*** RECORDS TO USE ***

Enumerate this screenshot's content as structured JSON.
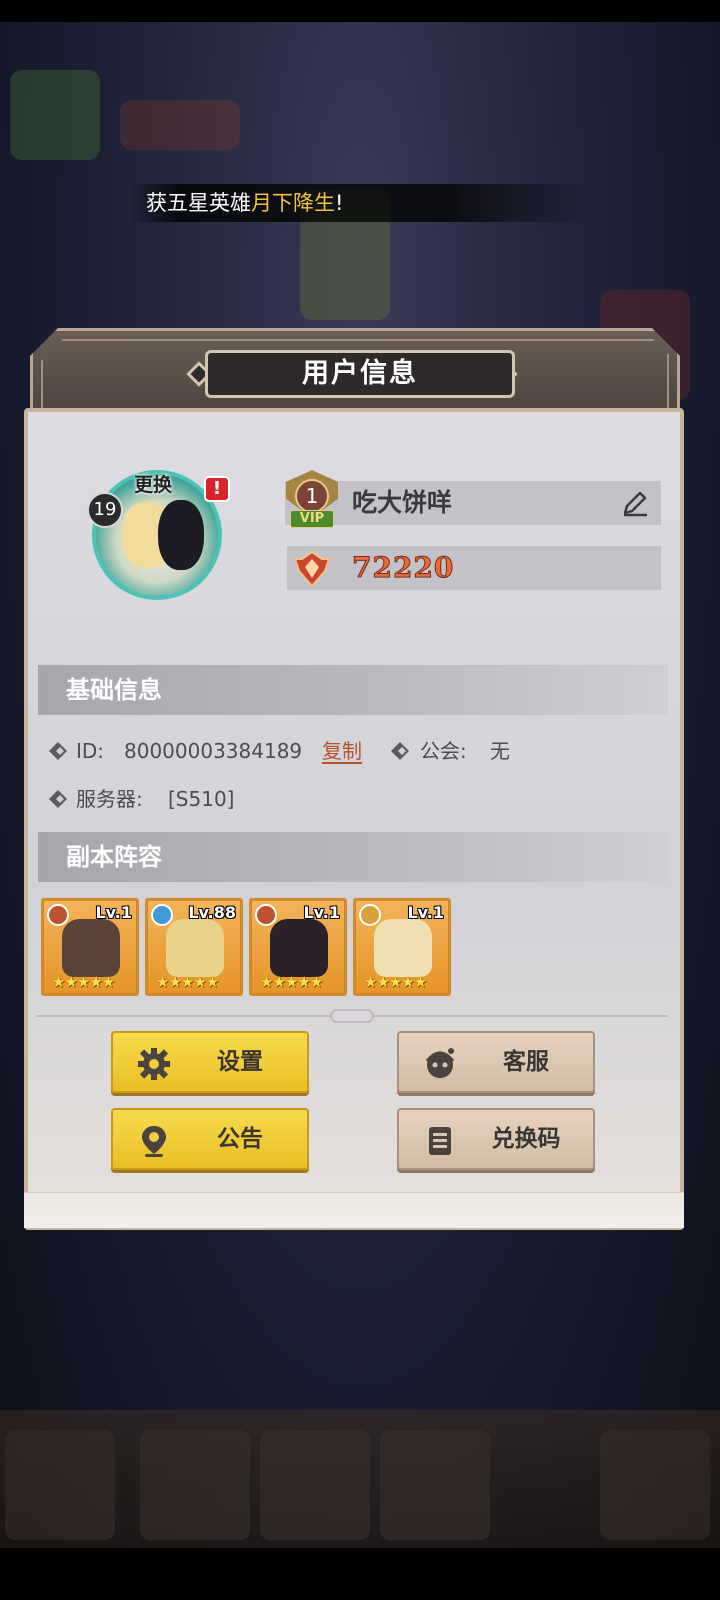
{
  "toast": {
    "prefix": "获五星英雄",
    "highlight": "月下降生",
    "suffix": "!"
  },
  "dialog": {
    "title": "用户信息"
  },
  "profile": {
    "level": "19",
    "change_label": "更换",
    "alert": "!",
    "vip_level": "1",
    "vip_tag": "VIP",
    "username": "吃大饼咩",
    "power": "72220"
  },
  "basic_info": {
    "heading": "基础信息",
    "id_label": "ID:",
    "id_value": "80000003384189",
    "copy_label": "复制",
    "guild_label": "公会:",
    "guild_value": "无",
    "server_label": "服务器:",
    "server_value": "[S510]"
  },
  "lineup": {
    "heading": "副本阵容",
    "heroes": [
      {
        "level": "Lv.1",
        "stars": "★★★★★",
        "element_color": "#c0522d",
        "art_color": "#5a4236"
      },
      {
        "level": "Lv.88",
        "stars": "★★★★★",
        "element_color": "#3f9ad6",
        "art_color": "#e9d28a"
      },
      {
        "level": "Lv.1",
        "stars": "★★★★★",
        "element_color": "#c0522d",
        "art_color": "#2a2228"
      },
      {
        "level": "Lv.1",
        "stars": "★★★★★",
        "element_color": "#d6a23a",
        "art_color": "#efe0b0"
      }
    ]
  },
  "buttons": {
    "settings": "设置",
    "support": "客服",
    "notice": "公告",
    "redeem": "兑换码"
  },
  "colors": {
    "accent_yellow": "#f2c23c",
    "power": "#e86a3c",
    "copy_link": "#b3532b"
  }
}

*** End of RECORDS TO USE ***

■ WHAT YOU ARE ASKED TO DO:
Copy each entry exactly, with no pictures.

■ OUTPUT OF THE TASK:
Enumerate this screenshot's content as structured JSON.
{
  "toast": {
    "prefix": "获五星英雄",
    "highlight": "月下降生",
    "suffix": "!"
  },
  "dialog": {
    "title": "用户信息"
  },
  "profile": {
    "level": "19",
    "change_label": "更换",
    "alert": "!",
    "vip_level": "1",
    "vip_tag": "VIP",
    "username": "吃大饼咩",
    "power": "72220"
  },
  "basic_info": {
    "heading": "基础信息",
    "id_label": "ID:",
    "id_value": "80000003384189",
    "copy_label": "复制",
    "guild_label": "公会:",
    "guild_value": "无",
    "server_label": "服务器:",
    "server_value": "[S510]"
  },
  "lineup": {
    "heading": "副本阵容",
    "heroes": [
      {
        "level": "Lv.1",
        "stars": "★★★★★",
        "element_color": "#c0522d",
        "art_color": "#5a4236"
      },
      {
        "level": "Lv.88",
        "stars": "★★★★★",
        "element_color": "#3f9ad6",
        "art_color": "#e9d28a"
      },
      {
        "level": "Lv.1",
        "stars": "★★★★★",
        "element_color": "#c0522d",
        "art_color": "#2a2228"
      },
      {
        "level": "Lv.1",
        "stars": "★★★★★",
        "element_color": "#d6a23a",
        "art_color": "#efe0b0"
      }
    ]
  },
  "buttons": {
    "settings": "设置",
    "support": "客服",
    "notice": "公告",
    "redeem": "兑换码"
  },
  "colors": {
    "accent_yellow": "#f2c23c",
    "power": "#e86a3c",
    "copy_link": "#b3532b"
  }
}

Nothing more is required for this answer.